o On the growth and development agenda, there should be closer development policy alignment with Sustainable Development Goals (SGs) and more attention should be paid to the private sector reform and development. The self-reliance vision rightly identifies private sector and agriculture as the short-term to medium-term measures for growth while mining, agri-business and regional connectivity can be Afghanistan’s long term comparative advantage. Currently more than anything else, the private sector and domestic investment remain vital for this economy. Private sector is the engine for job creation. I support inclusion of the private sector goals in the SMAF document.

o I fully agree with the World Bank view that higher GDP growth expectation is less realistic and we need to look for new sources of growth to improve living standards over the long term. This requires extra efforts to infrastructure investments, partnership with the private sector, and policy consistency that enables development of agriculture and mining sector.

o Additionally, on the private sector reform, my office and council of ministers have successfully delivered 11 out of the 13 short-term private sector reforms that were identified for the Brussels conference.

o The Council of Ministers also has the pleasure of delivering over 50% of 11 medium term private sector reform agendas. I personally lead the process, and will continue to follow them up with relevant institutions.

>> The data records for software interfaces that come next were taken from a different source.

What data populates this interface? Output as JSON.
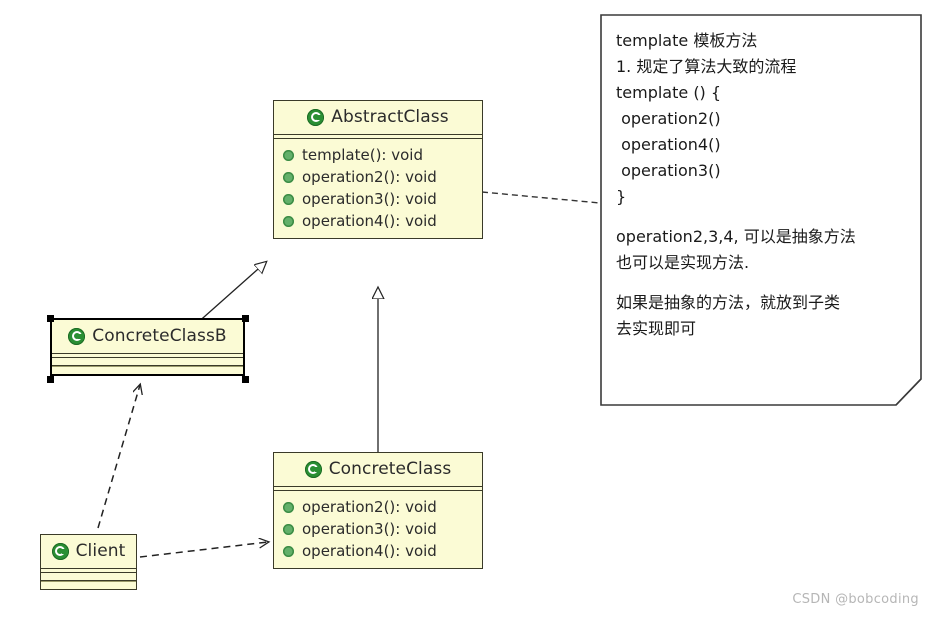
{
  "diagram": {
    "type": "uml-class-diagram",
    "title": "Template Method Pattern UML"
  },
  "classes": [
    {
      "id": "abstract-class",
      "name": "AbstractClass",
      "icon": "class-c-icon",
      "selected": false,
      "members": [
        "template(): void",
        "operation2(): void",
        "operation3(): void",
        "operation4(): void"
      ]
    },
    {
      "id": "concrete-class-b",
      "name": "ConcreteClassB",
      "icon": "class-c-icon",
      "selected": true,
      "members": []
    },
    {
      "id": "concrete-class",
      "name": "ConcreteClass",
      "icon": "class-c-icon",
      "selected": false,
      "members": [
        "operation2(): void",
        "operation3(): void",
        "operation4(): void"
      ]
    },
    {
      "id": "client",
      "name": "Client",
      "icon": "class-c-icon",
      "selected": false,
      "members": []
    }
  ],
  "note": {
    "id": "template-note",
    "lines": [
      "template 模板方法",
      "1. 规定了算法大致的流程",
      "template () {",
      " operation2()",
      " operation4()",
      " operation3()",
      "}",
      "",
      "operation2,3,4, 可以是抽象方法",
      "也可以是实现方法.",
      "",
      "如果是抽象的方法，就放到子类",
      "去实现即可"
    ]
  },
  "relations": [
    {
      "id": "b-extends-abstract",
      "kind": "generalization",
      "from": "ConcreteClassB",
      "to": "AbstractClass",
      "style": "solid-hollow-triangle"
    },
    {
      "id": "concrete-extends-abstract",
      "kind": "generalization",
      "from": "ConcreteClass",
      "to": "AbstractClass",
      "style": "solid-hollow-triangle"
    },
    {
      "id": "client-uses-b",
      "kind": "dependency",
      "from": "Client",
      "to": "ConcreteClassB",
      "style": "dashed-open-arrow"
    },
    {
      "id": "client-uses-concrete",
      "kind": "dependency",
      "from": "Client",
      "to": "ConcreteClass",
      "style": "dashed-open-arrow"
    },
    {
      "id": "abstract-note-anchor",
      "kind": "note-anchor",
      "from": "AbstractClass",
      "to": "template-note",
      "style": "dashed-line"
    }
  ],
  "watermark": {
    "text": "CSDN @bobcoding"
  },
  "colors": {
    "class_fill": "#fbfbd5",
    "class_border": "#3a3a28",
    "icon_green": "#2a8f33",
    "bullet_green": "#63b06a",
    "note_fill": "#ffffff",
    "line_black": "#222222",
    "watermark_gray": "#b6b6b6"
  }
}
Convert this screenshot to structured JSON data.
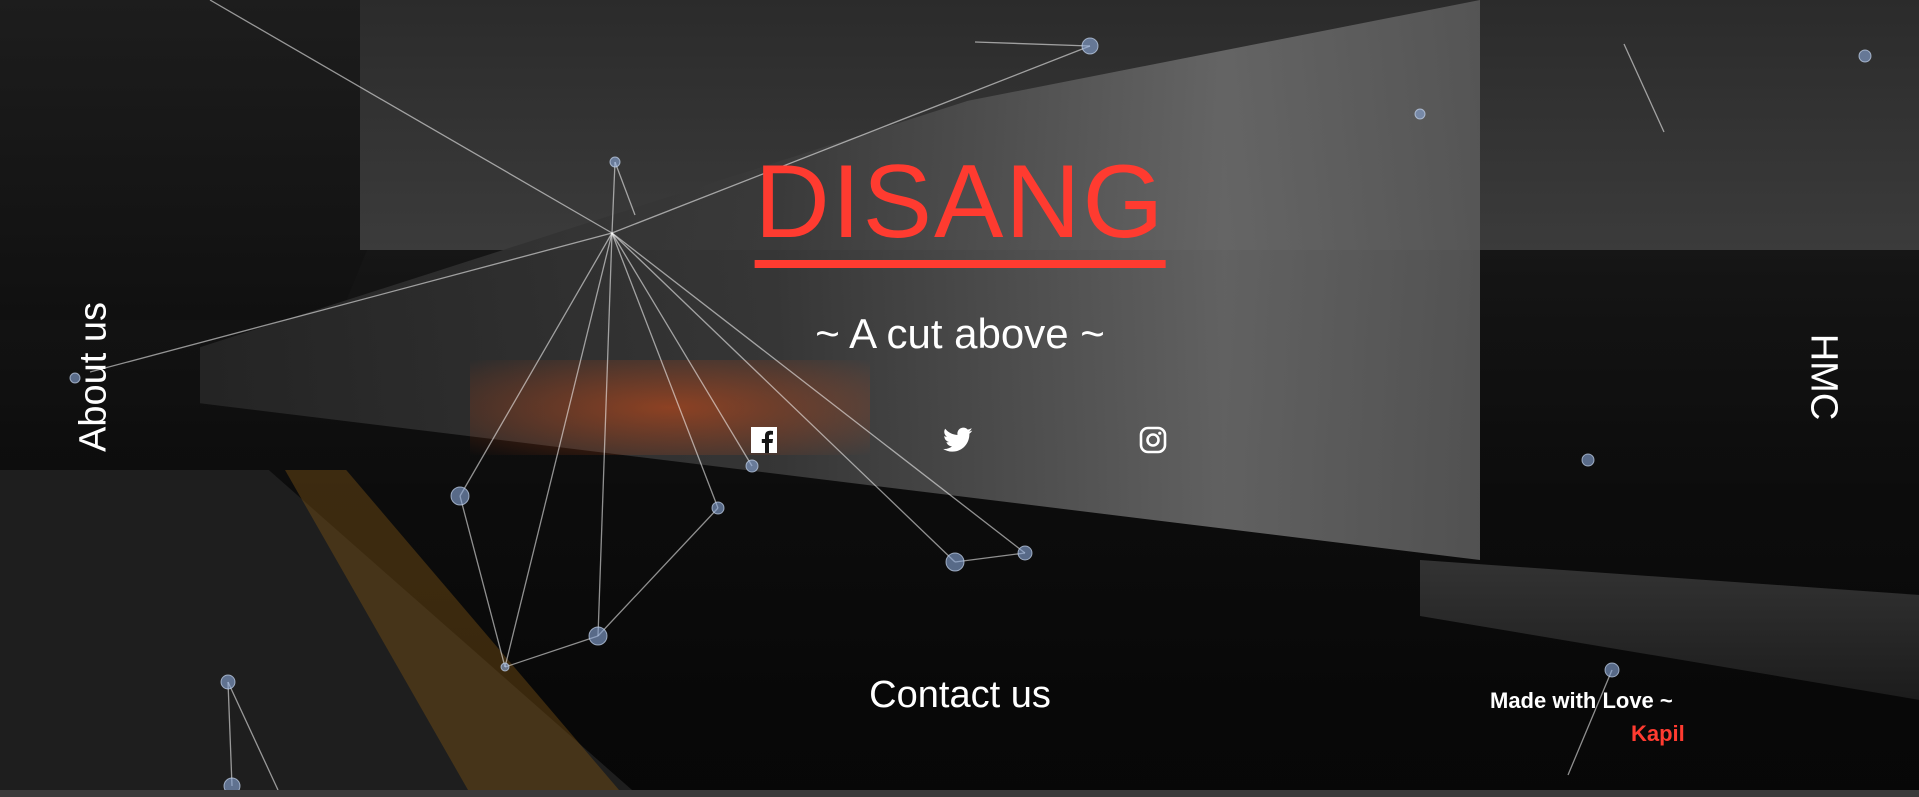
{
  "page": {
    "background": "#151515",
    "accent": "#ff3b30",
    "text_color": "#ffffff"
  },
  "nav": {
    "left_label": "About us",
    "right_label": "HMC"
  },
  "hero": {
    "title": "DISANG",
    "tagline": "~ A cut above ~"
  },
  "social": [
    {
      "name": "facebook-icon"
    },
    {
      "name": "twitter-icon"
    },
    {
      "name": "instagram-icon"
    }
  ],
  "footer": {
    "contact_label": "Contact us",
    "credit_text": "Made with Love ~",
    "credit_name": "Kapil"
  }
}
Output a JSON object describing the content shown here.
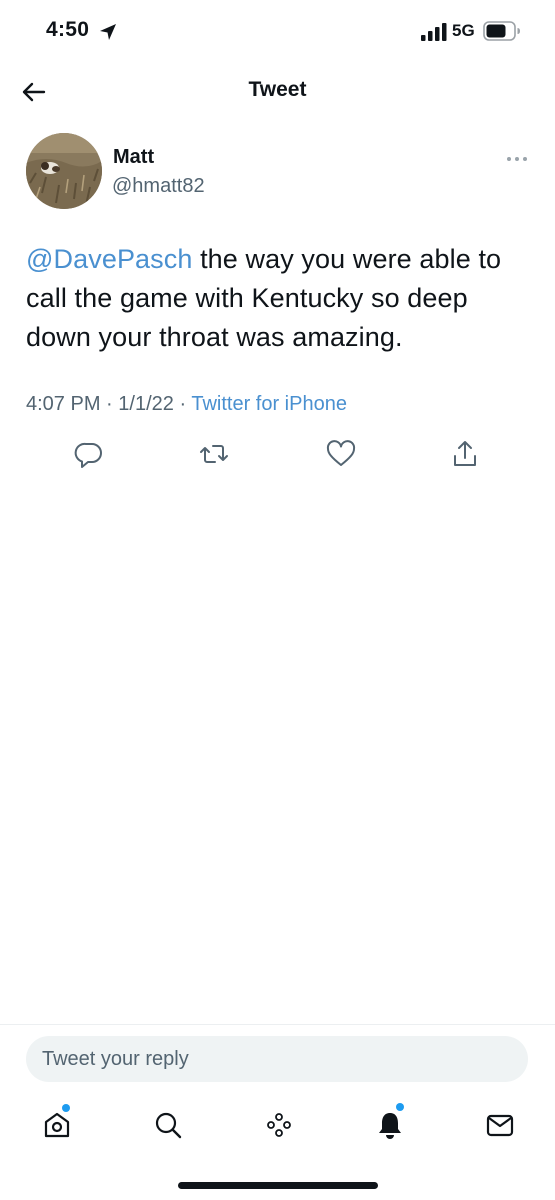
{
  "status_bar": {
    "time": "4:50",
    "network": "5G",
    "location_icon": "location-arrow-icon",
    "signal_icon": "cellular-signal-icon",
    "battery_icon": "battery-icon"
  },
  "header": {
    "title": "Tweet",
    "back_icon": "back-arrow-icon"
  },
  "tweet": {
    "author_name": "Matt",
    "author_handle": "@hmatt82",
    "mention": "@DavePasch",
    "text_rest": " the way you were able to call the game with Kentucky so deep down your throat was amazing.",
    "time": "4:07 PM",
    "separator": "·",
    "date": "1/1/22",
    "source": "Twitter for iPhone"
  },
  "actions": {
    "reply_icon": "reply-icon",
    "retweet_icon": "retweet-icon",
    "like_icon": "heart-icon",
    "share_icon": "share-icon"
  },
  "reply": {
    "placeholder": "Tweet your reply"
  },
  "tab_bar": {
    "items": [
      {
        "icon": "home-icon",
        "has_dot": true
      },
      {
        "icon": "search-icon",
        "has_dot": false
      },
      {
        "icon": "spaces-icon",
        "has_dot": false
      },
      {
        "icon": "notifications-icon",
        "has_dot": true
      },
      {
        "icon": "messages-icon",
        "has_dot": false
      }
    ]
  },
  "colors": {
    "accent": "#1d9bf0",
    "link": "#4a90d0",
    "secondary_text": "#536471",
    "text": "#0f1419"
  }
}
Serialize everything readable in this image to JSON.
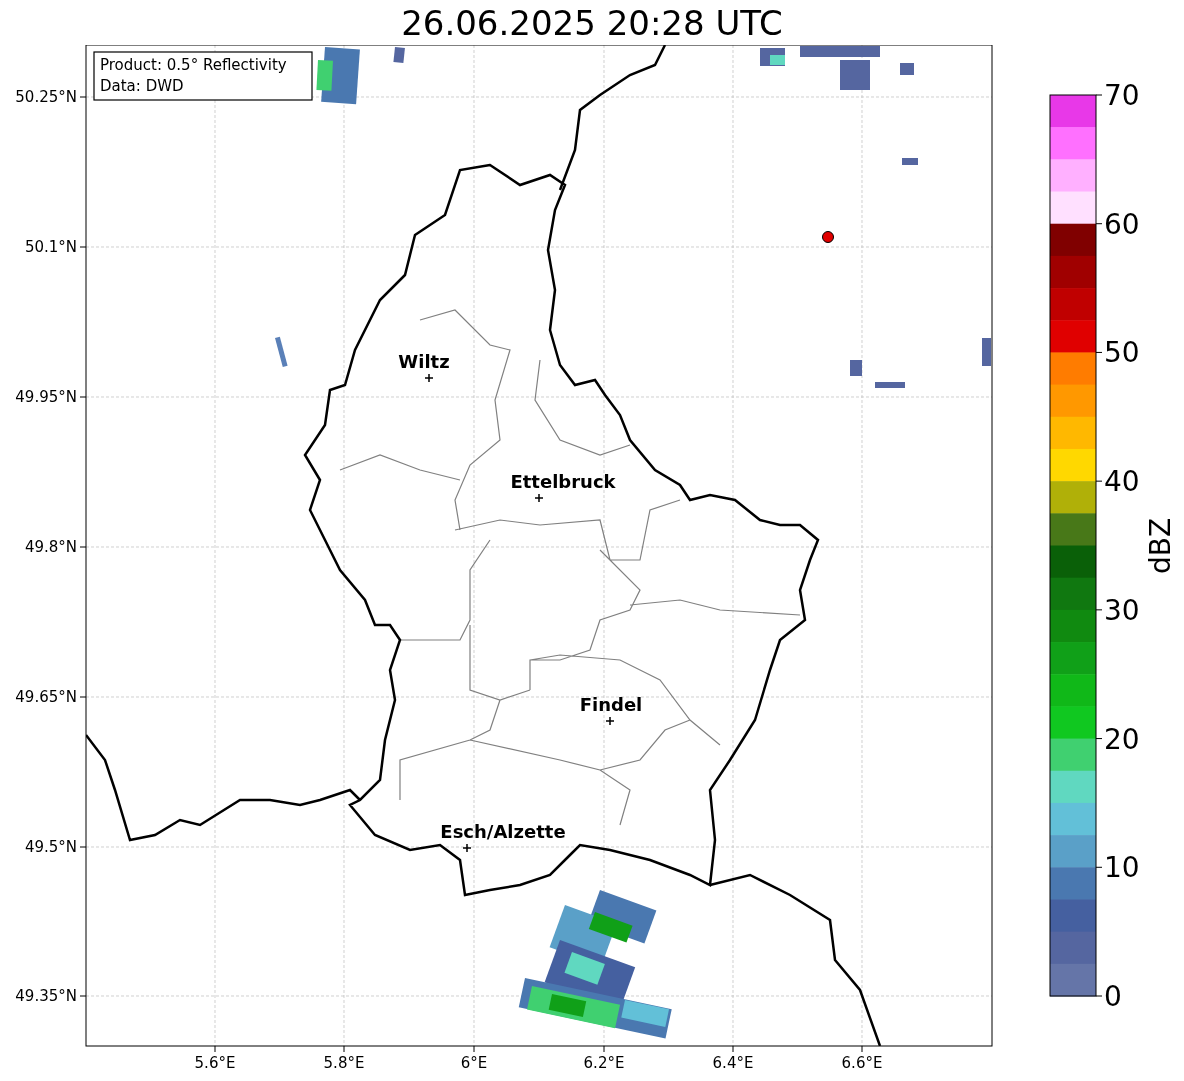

o We are going to Brussels at a time when the agenda in Europe is busy with issues concerning refugees and immigrants flooding the European shores and lands. We are seeking a win-win solutions for those who are experiencing the consequences of conflict, displacement and lack of opportunities. We understand the burden this puts on European systems, in the same manner that we feel the pressures that exist in our neighborhood, where more than four million Afghans are still living away from the ancestral homes. At the same time, we have witnessed the arrival of hundreds of thousands of refugees from conflict zones across our Eastern border regions. In all of these cases, we need dialogue, planning and coordination, alternative solutions and clear-cut policy alignments that take the sovereignty human rights, human needs and dignity of all sides into account. We will do what is in our means to help address this issue, and expect the same from our friends.

o I am looking forward to a successful Brussels conference/ thanks for your generous support to Afghanistan. At this critical juncture, Afghanistan needs your strong partnership to overcome the challenges.

o More importantly, we ask the brave and resilient Afghan nation to show resolve, strategic patience and be assured that eventually victory is theirs. We need to strengthen our unity as a country with a rich and dignified history, and a country that has never been broken and stands tall and proud.